Our long-awaited Islay trip began with a very wet journey north along the M6. The rain began to ease as we approached Glasgow so we decided on an attempt to see the Taiga Bean Geese near Falkirk. I had tried for these just the previous week, only to be defeated by gale force winds and driving rain, so another ‘dip’ was out of the question. A mixed flock of Bamblings and Chaffinches between the lochs and Fannyside Muir was nice, but not quite what we wanted so it was with some relief when we located some Taiga Bean Geese further to the east in the valley near Slamannan. Only 20 – 40 birds could be seen, but I am in little doubt that more were present in the ‘dead ground’ behind the ridge.
According to The Birds of Scotland the Taiga Bean Goose stronghold used to be the Dee Marshes around Castle Douglas in Dumfries & Galloway. Flocks varied in size from 200 in the 1920's to 4-500 in the late 1930's. Numbers steadily decreased until the site was abandoned by the 1980's thought to be a result of site drainage. As this flock dispersed Bean Geese began to frequent other sites until the mid-1980's when the Slamannan plateau became a regular feeding site. Quite difficult to locate in this undulating countryside, I was very pleased to see these birds after a frustrating search.
Exploring the road in search of better views yielded a flock of 50+ Bramblings but we had to return to the original spot to see the geese once again, this time with some nice ‘scope views. Satisfied we headed back towards the M8, crossing Erskine Bridge before dark with time for a quick bite to eat before passing Loch Lomond and Loch Fyne, eventually reaching Tarbert late evening.
More from the Islay trip soon.
Friday, 11 February 2011
Andy Bate and I enjoyed a bit of birding at Marshside yesterday (11th) with most birds seen on Crossens Inner.
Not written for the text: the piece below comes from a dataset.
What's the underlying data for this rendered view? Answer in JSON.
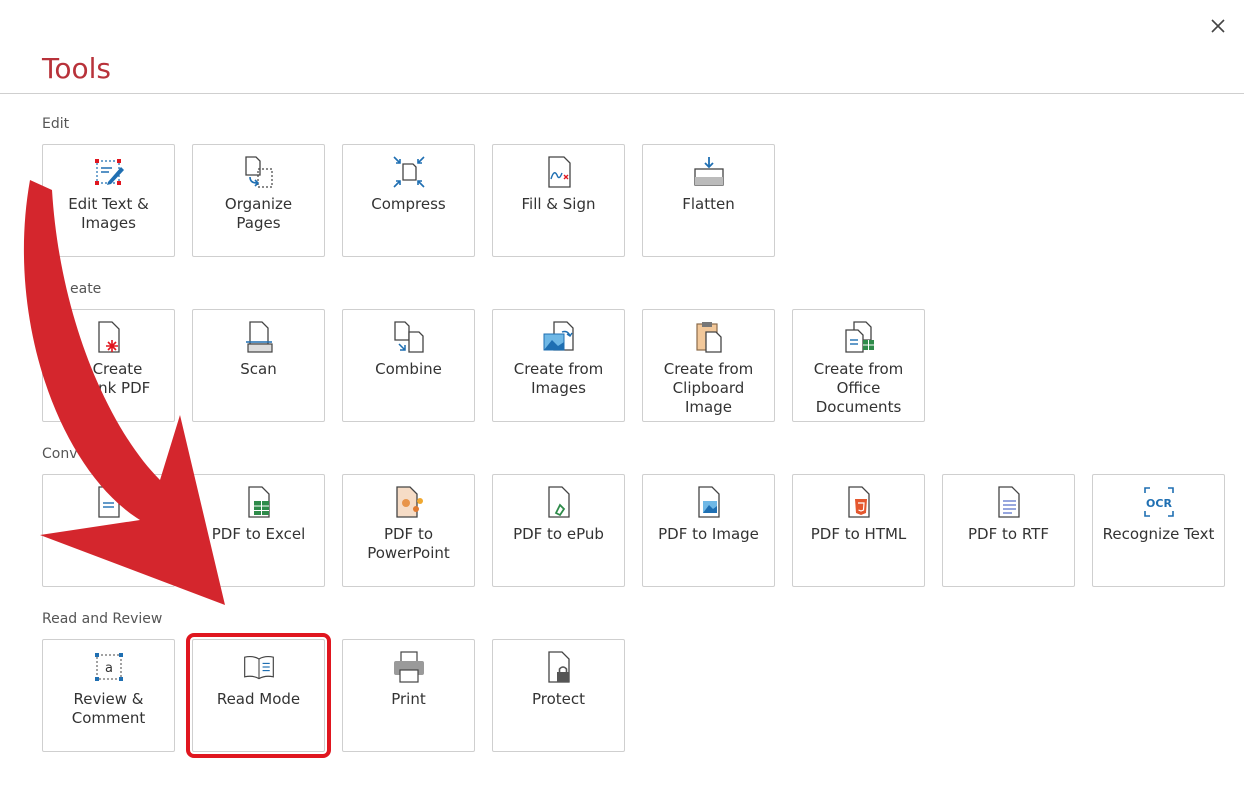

Spectacular numbers of birds once again: 1500 Pink-footed Geese, 1000's of Wigeon, loads of Teal, Pintail and Gadwall; a few Shoveler, 800+ Black-tailed Godwits, 105 Golden Plover, 5+ Dunlin, 40 Ruff and 10 Redshank. One female Merlin way out over the outer marsh and single Peregrine watching proceedings on the inner where 2 Barnacle Geese plus this hybrid were feeding with the Pink-feet. Must be the birds I saw at Hesketh Out Marsh not so long ago and very similar to the birds photographed on Islay a few years back.
Interestingly I read "The hybrid Canada X Barnacle Goose flock (now ca. 48) was regular at The Laggan (this flock was close to 70 birds 3-4 years ago and they are all resident on the peninsula)" here on the Machrihanish (unofficial) Bird Observatory website. (Argyll).
This afternoon (Saturday 12th) Angie and I popped down to RSPB Hesketh Out Marsh. Bewick's Swan (ad' + imm'), Short-eared Owl, Barn Owl and ringtail Hen Harrier seen in the first five minutes after leaving the car was quite a nice start. Walking down to Hundred End we added another ringtail Hen Harrier, Marsh Harrier, a second Barn Owl, Merlin and 180 Whooper Swans. Little Owl and a chorus of 'singing' Grey Partridges could be heard as we reached the car as the light faded at 5.30 pm.